Man bites dog — that’s how the matter of Mohib Zagharna came to our attention. There’s a judge on the Ofer Military Court who considers equality an acceptable value.
- Israeli military judge says a Palestinian can defend his home, too
- A rare moment of humanity in an Israeli military court
- Settlers using West Bank security zones to expropriate Palestinian land
Lt. Col. Shmuel Keidar ruled that Zagharna should be released on bail after he and others scuffled with Border Police forces and Civil Administration inspectors who had come to dismantle a power line in his neighborhood in the southern West Bank village of Ramadin.
“When the security forces come to destroy the infrastructure of a person’s home, it’s hard to imagine a situation in which that person will stand aside and merely wave posters against the demolition, and that tempers won’t rise, particularly when it comes as a surprise,” Keidar wrote in his June 29 ruling.
“We cannot expect a person not to resist the destruction of his home, just as people from all sectors in the country have done, as in the examples of Yamit, Gush Katif, Amona, Givat Amal [in Tel Aviv] and elsewhere. In all these instances there were (several) homeowners who took violent measures and were arrested, but it doesn’t seem to me that they were held longer than a few days for questioning and not until the end of legal proceedings against them.”
The prosecution says Zagharna attacked a border policeman with a stone the size of a grapefruit and he is still dangerous to the public. The defense says he came to the aid of his father, who was being hit by the policemen.
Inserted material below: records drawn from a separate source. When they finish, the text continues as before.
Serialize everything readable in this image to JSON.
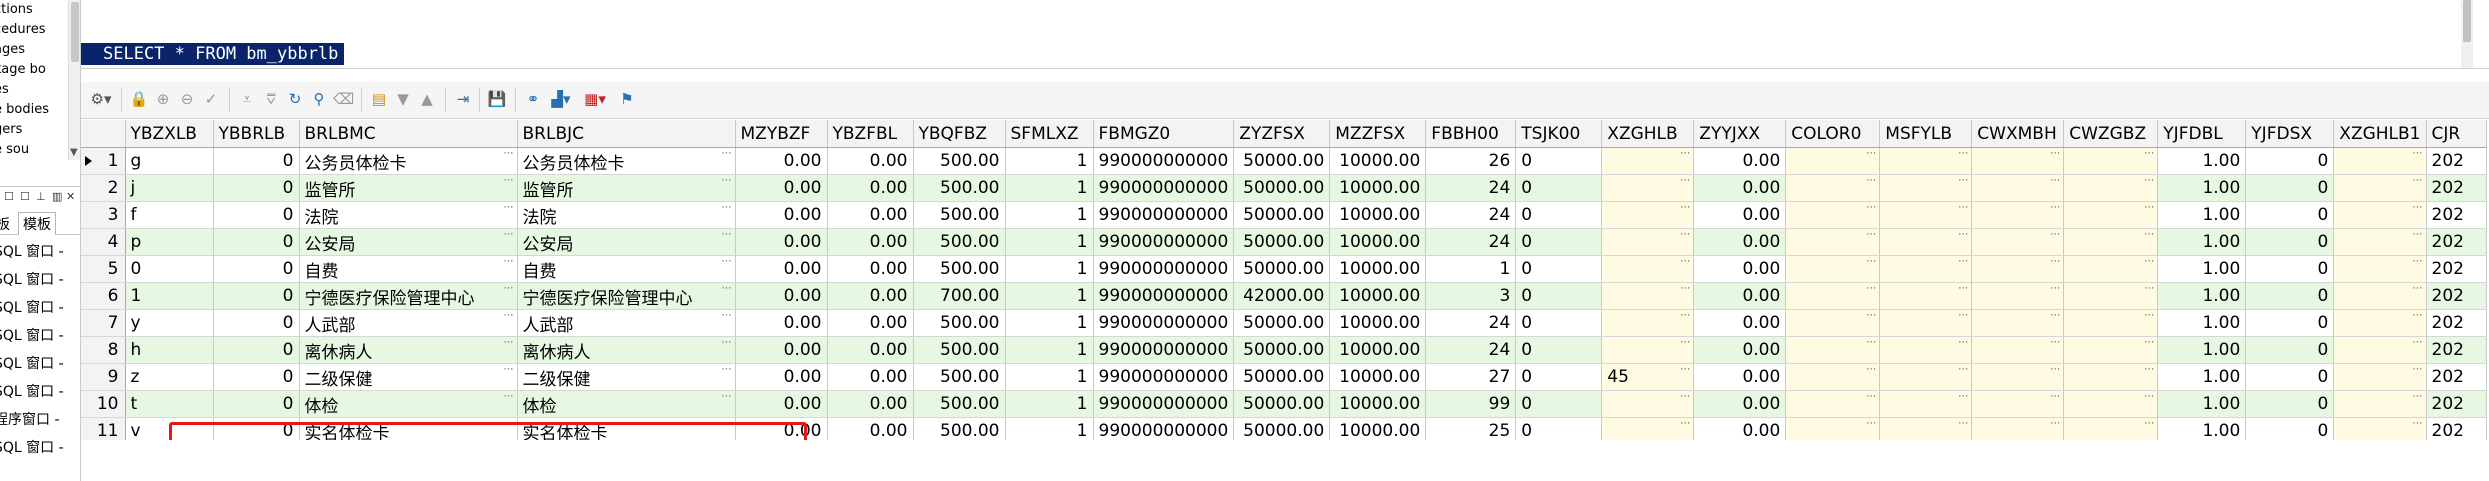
{
  "object_tree": [
    "ctions",
    "cedures",
    "ages",
    "kage bo",
    "es",
    "e bodies",
    "gers",
    "e sou"
  ],
  "panel_tabs": {
    "tab1": "板",
    "tab2": "模板"
  },
  "window_list": [
    "SQL 窗口 -",
    "SQL 窗口 -",
    "SQL 窗口 -",
    "SQL 窗口 -",
    "SQL 窗口 -",
    "SQL 窗口 -",
    "程序窗口 -",
    "SQL 窗口 -"
  ],
  "editor": {
    "sql_text": "SELECT * FROM bm_ybbrlb"
  },
  "grid": {
    "columns": [
      "YBZXLB",
      "YBBRLB",
      "BRLBMC",
      "BRLBJC",
      "MZYBZF",
      "YBZFBL",
      "YBQFBZ",
      "SFMLXZ",
      "FBMGZ0",
      "ZYZFSX",
      "MZZFSX",
      "FBBH00",
      "TSJK00",
      "XZGHLB",
      "ZYYJXX",
      "COLOR0",
      "MSFYLB",
      "CWXMBH",
      "CWZGBZ",
      "YJFDBL",
      "YJFDSX",
      "XZGHLB1",
      "CJR"
    ],
    "rows": [
      [
        "1",
        "g",
        "0",
        "公务员体检卡",
        "公务员体检卡",
        "0.00",
        "0.00",
        "500.00",
        "1",
        "990000000000",
        "50000.00",
        "10000.00",
        "26",
        "0",
        "",
        "0.00",
        "",
        "",
        "",
        "",
        "1.00",
        "0",
        "",
        "202"
      ],
      [
        "2",
        "j",
        "0",
        "监管所",
        "监管所",
        "0.00",
        "0.00",
        "500.00",
        "1",
        "990000000000",
        "50000.00",
        "10000.00",
        "24",
        "0",
        "",
        "0.00",
        "",
        "",
        "",
        "",
        "1.00",
        "0",
        "",
        "202"
      ],
      [
        "3",
        "f",
        "0",
        "法院",
        "法院",
        "0.00",
        "0.00",
        "500.00",
        "1",
        "990000000000",
        "50000.00",
        "10000.00",
        "24",
        "0",
        "",
        "0.00",
        "",
        "",
        "",
        "",
        "1.00",
        "0",
        "",
        "202"
      ],
      [
        "4",
        "p",
        "0",
        "公安局",
        "公安局",
        "0.00",
        "0.00",
        "500.00",
        "1",
        "990000000000",
        "50000.00",
        "10000.00",
        "24",
        "0",
        "",
        "0.00",
        "",
        "",
        "",
        "",
        "1.00",
        "0",
        "",
        "202"
      ],
      [
        "5",
        "0",
        "0",
        "自费",
        "自费",
        "0.00",
        "0.00",
        "500.00",
        "1",
        "990000000000",
        "50000.00",
        "10000.00",
        "1",
        "0",
        "",
        "0.00",
        "",
        "",
        "",
        "",
        "1.00",
        "0",
        "",
        "202"
      ],
      [
        "6",
        "1",
        "0",
        "宁德医疗保险管理中心",
        "宁德医疗保险管理中心",
        "0.00",
        "0.00",
        "700.00",
        "1",
        "990000000000",
        "42000.00",
        "10000.00",
        "3",
        "0",
        "",
        "0.00",
        "",
        "",
        "",
        "",
        "1.00",
        "0",
        "",
        "202"
      ],
      [
        "7",
        "y",
        "0",
        "人武部",
        "人武部",
        "0.00",
        "0.00",
        "500.00",
        "1",
        "990000000000",
        "50000.00",
        "10000.00",
        "24",
        "0",
        "",
        "0.00",
        "",
        "",
        "",
        "",
        "1.00",
        "0",
        "",
        "202"
      ],
      [
        "8",
        "h",
        "0",
        "离休病人",
        "离休病人",
        "0.00",
        "0.00",
        "500.00",
        "1",
        "990000000000",
        "50000.00",
        "10000.00",
        "24",
        "0",
        "",
        "0.00",
        "",
        "",
        "",
        "",
        "1.00",
        "0",
        "",
        "202"
      ],
      [
        "9",
        "z",
        "0",
        "二级保健",
        "二级保健",
        "0.00",
        "0.00",
        "500.00",
        "1",
        "990000000000",
        "50000.00",
        "10000.00",
        "27",
        "0",
        "45",
        "0.00",
        "",
        "",
        "",
        "",
        "1.00",
        "0",
        "",
        "202"
      ],
      [
        "10",
        "t",
        "0",
        "体检",
        "体检",
        "0.00",
        "0.00",
        "500.00",
        "1",
        "990000000000",
        "50000.00",
        "10000.00",
        "99",
        "0",
        "",
        "0.00",
        "",
        "",
        "",
        "",
        "1.00",
        "0",
        "",
        "202"
      ],
      [
        "11",
        "v",
        "0",
        "实名体检卡",
        "实名体检卡",
        "0.00",
        "0.00",
        "500.00",
        "1",
        "990000000000",
        "50000.00",
        "10000.00",
        "25",
        "0",
        "",
        "0.00",
        "",
        "",
        "",
        "",
        "1.00",
        "0",
        "",
        "202"
      ]
    ]
  },
  "colors": {
    "selection": "#0a246a",
    "alt_row": "#e6f8e1",
    "memo_cell": "#fffbe3",
    "highlight_box": "#e01818"
  }
}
Any joy at Keidar’s ruling was premature; the usual order of things was restored immediately. The military prosecutors appealed his release on bail, and the deputy president of the Military Appeals Court, Lt. Col Zvi Lekah, decided that Zagharna, who was arrested on May 7, should remain in custody until the end of the legal proceedings.
This is the way the military justice system forces plea bargains on Palestinians. The defendant pleads guilty because if he waits for a trial at which witnesses are questioned properly, he’ll probably end up in jail for longer than whatever sentence he would have received if convicted.
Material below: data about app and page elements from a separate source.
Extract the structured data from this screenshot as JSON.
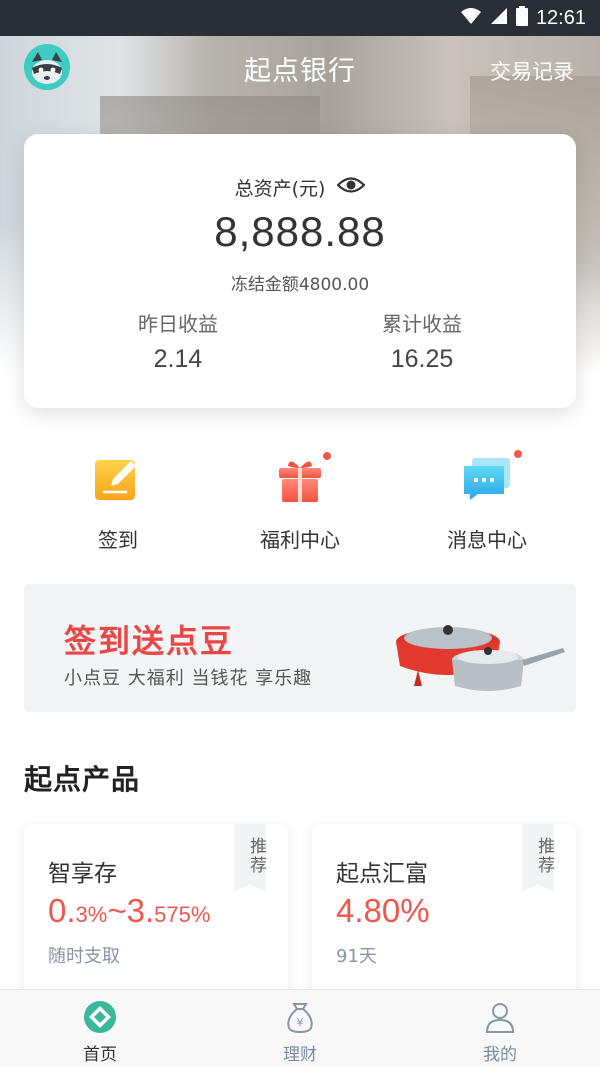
{
  "status_bar": {
    "time": "12:61"
  },
  "header": {
    "title": "起点银行",
    "trade_records": "交易记录"
  },
  "asset_card": {
    "label": "总资产(元)",
    "total": "8,888.88",
    "frozen": "冻结金额4800.00",
    "yesterday_label": "昨日收益",
    "yesterday_value": "2.14",
    "cumulative_label": "累计收益",
    "cumulative_value": "16.25"
  },
  "quick_actions": [
    {
      "label": "签到",
      "icon": "edit-icon",
      "badge": false
    },
    {
      "label": "福利中心",
      "icon": "gift-icon",
      "badge": true
    },
    {
      "label": "消息中心",
      "icon": "message-icon",
      "badge": true
    }
  ],
  "banner": {
    "title": "签到送点豆",
    "subtitle": "小点豆 大福利 当钱花 享乐趣"
  },
  "section": {
    "title": "起点产品"
  },
  "products": [
    {
      "name": "智享存",
      "rate_a_big": "0.",
      "rate_a_small": "3%",
      "sep": "~",
      "rate_b_big": "3.",
      "rate_b_small": "575%",
      "desc": "随时支取",
      "tag": "推荐"
    },
    {
      "name": "起点汇富",
      "rate": "4.80%",
      "desc": "91天",
      "tag": "推荐"
    }
  ],
  "bottom_nav": [
    {
      "label": "首页",
      "icon": "home-icon",
      "active": true
    },
    {
      "label": "理财",
      "icon": "money-bag-icon",
      "active": false
    },
    {
      "label": "我的",
      "icon": "profile-icon",
      "active": false
    }
  ],
  "colors": {
    "accent_red": "#f1564c",
    "brand_teal": "#3ecbc1",
    "text_dark": "#333333"
  }
}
Exceptions like Keidar make headlines, and the headlines make us forget that the military justice system is an assembly line for mass detentions, an integral part of the elaborate and sophisticated abuse mechanism for quashing any desire and ability of a people to win back its land and freedom.
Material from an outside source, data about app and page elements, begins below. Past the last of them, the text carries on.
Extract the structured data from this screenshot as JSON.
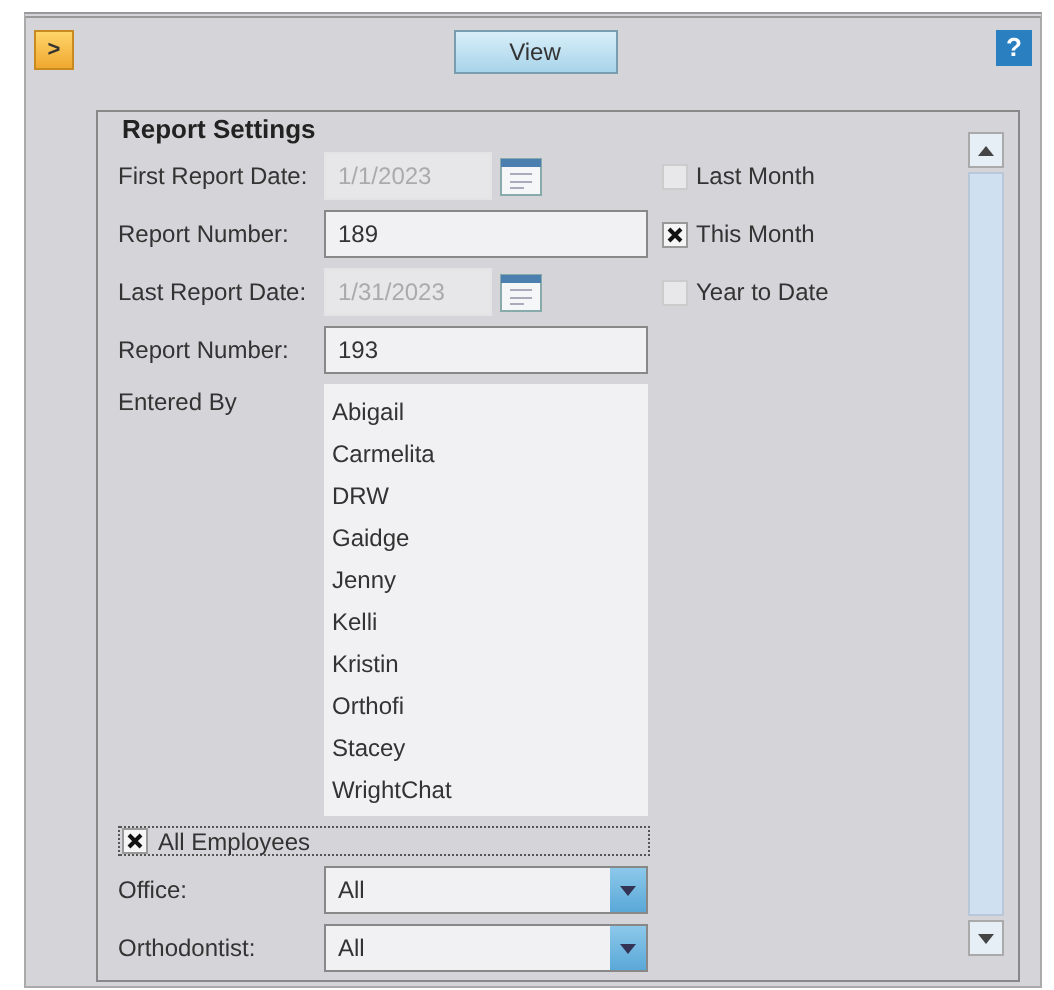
{
  "toolbar": {
    "expand_button": ">",
    "view_button": "View",
    "help_button": "?"
  },
  "report_settings": {
    "title": "Report Settings",
    "rows": [
      {
        "kind": "date",
        "label": "First Report Date:",
        "value": "1/1/2023",
        "disabled": true,
        "option": {
          "label": "Last Month",
          "checked": false
        }
      },
      {
        "kind": "text",
        "label": "Report Number:",
        "value": "189",
        "disabled": false,
        "option": {
          "label": "This Month",
          "checked": true
        }
      },
      {
        "kind": "date",
        "label": "Last Report Date:",
        "value": "1/31/2023",
        "disabled": true,
        "option": {
          "label": "Year to Date",
          "checked": false
        }
      },
      {
        "kind": "text",
        "label": "Report Number:",
        "value": "193",
        "disabled": false
      },
      {
        "kind": "list",
        "label": "Entered By",
        "items": [
          "Abigail",
          "Carmelita",
          "DRW",
          "Gaidge",
          "Jenny",
          "Kelli",
          "Kristin",
          "Orthofi",
          "Stacey",
          "WrightChat"
        ]
      }
    ],
    "all_employees": {
      "label": "All Employees",
      "checked": true
    },
    "dropdowns": [
      {
        "label": "Office:",
        "value": "All"
      },
      {
        "label": "Orthodontist:",
        "value": "All"
      }
    ]
  }
}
Unlike at Amona and the Gush Katif settlements in Gaza, the Sidri neighborhood where Zagharna lives wasn’t built on land stolen from others. Most of its homes were built before 1967 or soon afterward. Israel has no excuse for demolishing them, but it can make the residents’ lives pretty miserable.
Examples include not including them in the village’s master plan, forbidding them to expand their homes or build new structures, and refusing them permission to link up to power and water mains. While the village of Ramadin is designated Area B, under Palestinian civilian control, the Sidri neighborhood is designated Area C, under total Israeli control. Why? To keep as much land as possible available to annex to Israel.
Only a few hundred meters from the Sidri neighborhood is Sansana, an unauthorized, illegal outpost built in 2000, on which the government bestowed official approval in April 2012. Sansana, now authorized and illegal, will need room to grow, and Sidri is in its way.
In 2008, the Palestinian electric company hooked up the neighborhood to the 20th century, putting up 40 poles and stringing a power line to the homes. This, too, is resistance to the occupation.
But in April 2012, the Civil Administration issued a demolition order for the electricity poles. Hoping the Israeli establishment would show a tiny bit of fairness, the residents launched an administrative and legal procedure to win a retroactive building permit for the poles. The demolition took place in the middle of this process. A detention such as Zagharna’s is aimed at making the others submit.
Military judges may be mere cogs in the wheels of the big bulldozer, but they’re cogs with freedom of choice. Someday they’ll have to defend their choices in court.